Charles Ryan: Yeah. And finally, moving beyond just identification of a loss or a mutation, are we going to get to a point where we have functional assays? That's another one of these sort of holy grails, I think, of biomarkers, right?
Mark Rubin: Yeah. I mean getting back to Colin Pritchard's talk, I mean, thinking about DNA repair, we have to think about, are these mutations that we see functionally active or functionally relevant? Dr. De Bono brought that up yesterday as well. So this is obviously very important. There are groups that are developing assays to try and do that, and one can even imagine using patient-derived organoids, where you could potentially look at this, and this has been studied in colon cancer, so why not prostate cancer?
Charles Ryan: Yeah, I actually looked at the conversation about BRCA2, for example. In biallelic BRCA2 loss, you may have an exquisitely sensitive tumor to PARP inhibition, and that's great. But what about monoallelic loss? Is it simply less sensitive, apropos of your point earlier about making decisions based on AR status, for example?

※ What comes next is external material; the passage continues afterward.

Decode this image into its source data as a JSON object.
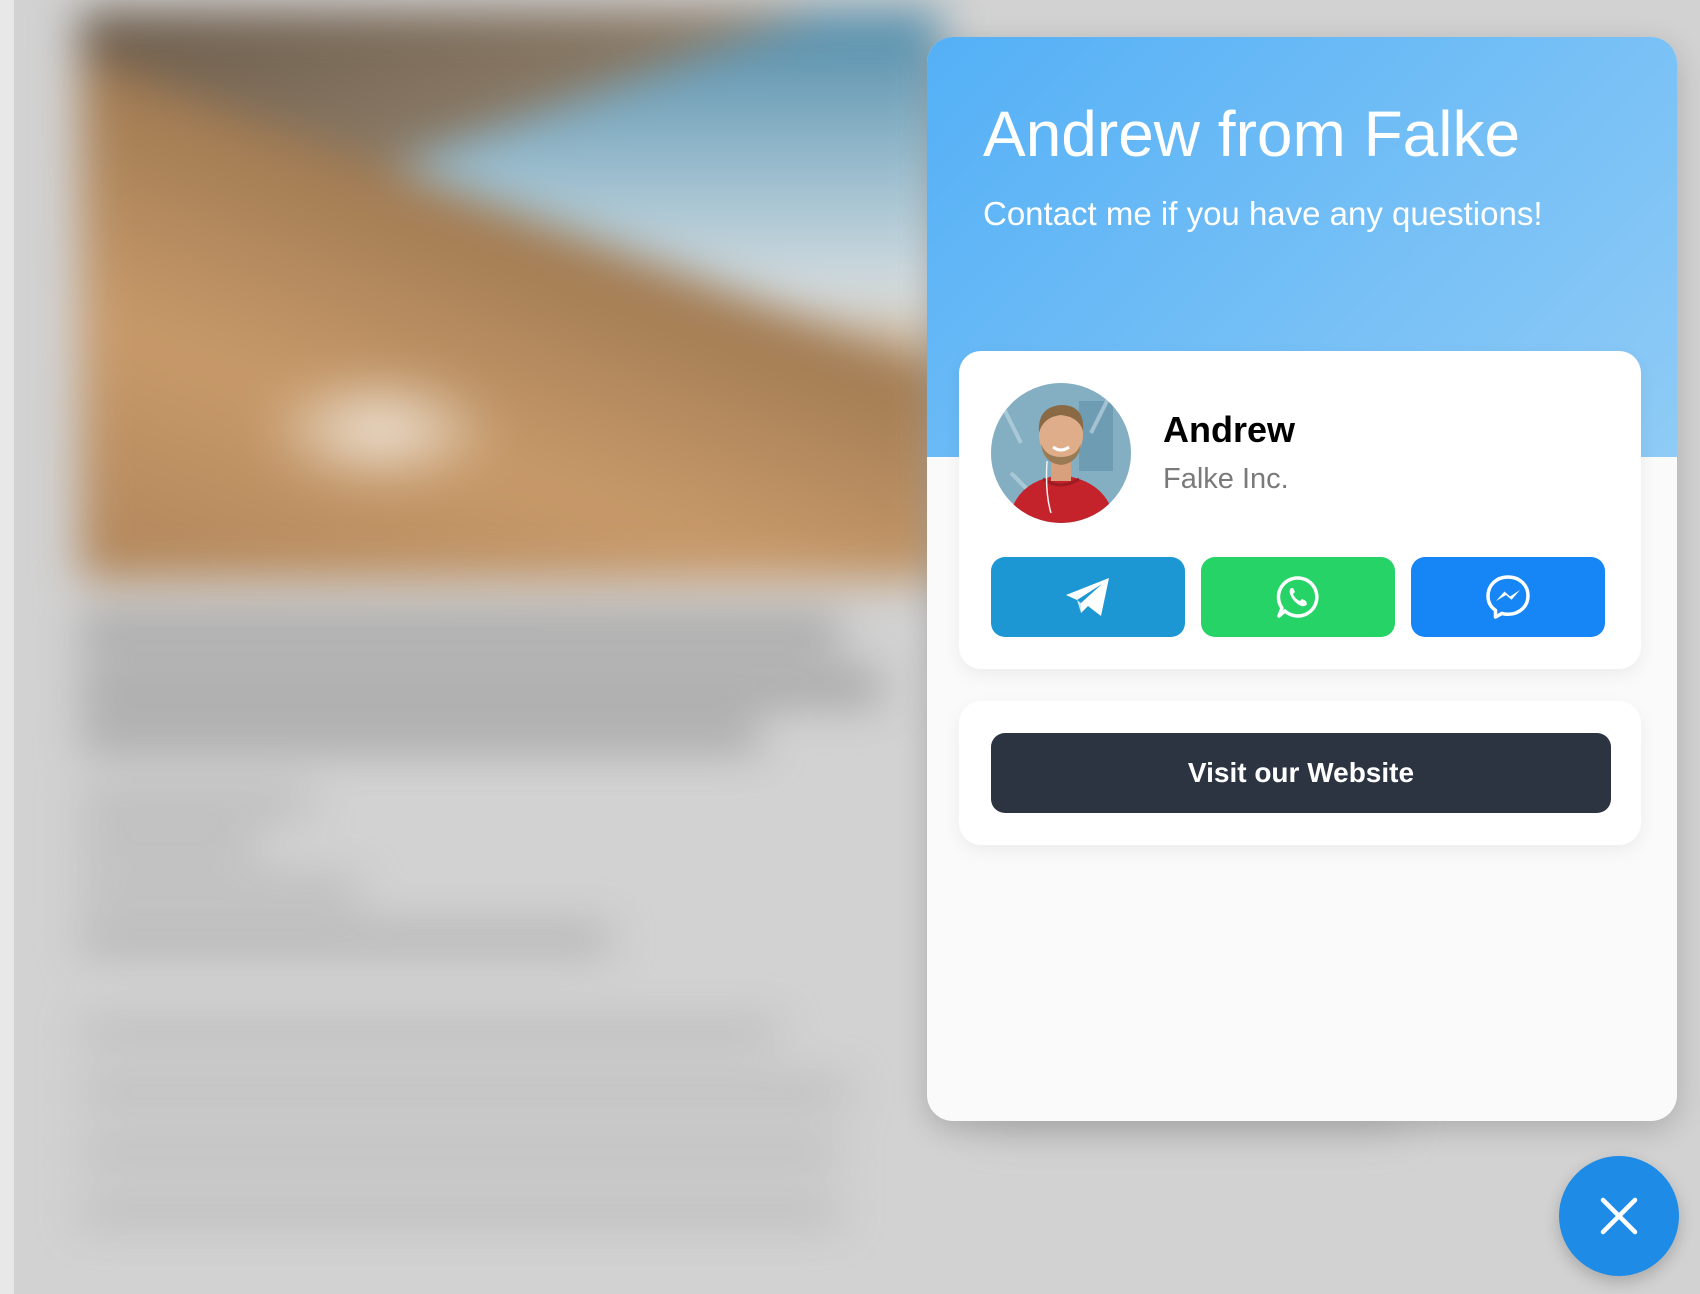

And those are really excellent questions that we need to answer in the clinic and with our pathology partners, basically looking at outcomes as a function of not just a binary mutation versus no mutation, but more qualitative analysis perhaps of those mutations.
Mark Rubin: Yeah.
Charles Ryan: All right. Well, thank you as always for your leadership in this area, and I'm looking forward to your talk and great chatting with you.
Mark Rubin: Same.
Charles Ryan: Yeah.